He came in coldest winter. He was no longer the odd crank of before, who even in good times saw everything in the blackest of hues, but a level-headed warrior against the true iniquities of fate. In cold and desolation, regardless of what means it required, he would develop a reality that now seems incredible. He wrote The Prince of Homburg, his very best work, an historical drama realistic in its performance, concise, witty, flowing and well-paced, a mix of the fire of lyric poetry and a clear sequence of events. He took the reins of an evening paper for which he would compose an endless amount of small articles and stories over a period of several months. Only a negligible part of these writings has been identified amidst the pile of anonymous material in which it appeared. He finished a novel in two books that vanished without a trace in a Berlin print shop, and prepared for publication the second volume of his peerless stories.

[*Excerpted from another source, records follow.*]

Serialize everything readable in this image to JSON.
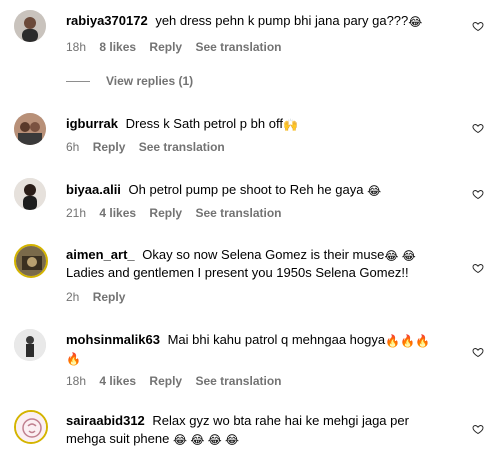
{
  "comments": [
    {
      "username": "rabiya370172",
      "text": "yeh dress pehn k pump bhi jana pary ga???",
      "emoji": "😂",
      "time": "18h",
      "likes": "8 likes",
      "reply": "Reply",
      "translate": "See translation",
      "view_replies": "View replies (1)"
    },
    {
      "username": "igburrak",
      "text": "Dress k Sath petrol p bh off",
      "emoji": "🙌",
      "time": "6h",
      "reply": "Reply",
      "translate": "See translation"
    },
    {
      "username": "biyaa.alii",
      "text": "Oh petrol pump pe shoot to Reh he gaya",
      "emoji": "😂",
      "time": "21h",
      "likes": "4 likes",
      "reply": "Reply",
      "translate": "See translation"
    },
    {
      "username": "aimen_art_",
      "text": "Okay so now Selena Gomez is their muse",
      "emoji": "😂 😂",
      "text2": "Ladies and gentlemen I present you 1950s Selena Gomez!!",
      "time": "2h",
      "reply": "Reply"
    },
    {
      "username": "mohsinmalik63",
      "text": "Mai bhi kahu patrol q mehngaa hogya",
      "emoji": "🔥🔥🔥",
      "emoji2": "🔥",
      "time": "18h",
      "likes": "4 likes",
      "reply": "Reply",
      "translate": "See translation"
    },
    {
      "username": "sairaabid312",
      "text": "Relax gyz wo bta rahe hai ke mehgi jaga per",
      "text2": "mehga suit phene",
      "emoji": "😂 😂 😂 😂"
    }
  ],
  "icons": {
    "heart": "heart-outline-icon"
  },
  "colors": {
    "meta": "#737373",
    "text": "#000000"
  }
}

All this time his destiny did not abate. Louise of Mecklenburg-Strelitz, his protectoress, died. The ministry that had been so lenient to him and his newspaper was replaced. The new cabinet began imposing limitations on the paper, devaluing the business enterprise itself, which finally collapsed. Kleist ended up in debt. The Prince of Homburg did not get published. The stories already in print no longer interested anyone. Then in February of that terrible winter of 1811 for which no end seemed in sight, Kleist remembered his first distraction, his first conscious steps towards a calling, his childish game of playing soldier, penned a farewell to his illustrious name, and reenlisted in the army. His request would soon be met, but it proved impossible to get him into uniform. He beseeched the king anew to loan him money for equipment and awaited a reply. Summer passed by and no answer had been received. Autumn came with strong evidence of the return of that winter without end.
Kleist had a female acquaintance, the terminally ill musician Henriette Vogel. One time when they were playing together as lovers might, she said that if she could find a partner she would like to part with this life. "Why then did we even start all this?" said Kleist, and offered himself up as a companion on this treacherous road.
On November 20, 1811 they went out to the Wannsee near Berlin, a site for long strolls outside the city. They took two hotel rooms by the lake and spent the evening and a part of the next day there. All the morning through they strolled; after lunch they asked that a table be taken out to the dam on the same side of the creek. From there two shots were heard at dusk. One Kleist discharged into his girlfriend, the other he used to end his own life.
Had our interest in Kleist arisen recently it would have been an inexplicable anachronism. Kleist began to be studied before the war. In 1914 together with Sologub and Wolkenstein, I translated The Broken Jug. The remaining translations of The Prince of Homburg, The Family Schroffenstein, and Robert Guiscard were completed between 1918 and 1919.
Getting to know Kleist's work was abetted by the publications in Vsemirnaya Literatura and Academia. The first is prefaced by a marvelous article by Sorgenfrei; the second supplemented by interesting commentary by Berkovsky. The translations of Kleist's stories by Rachinsky and Petnikov remain above any possible praise.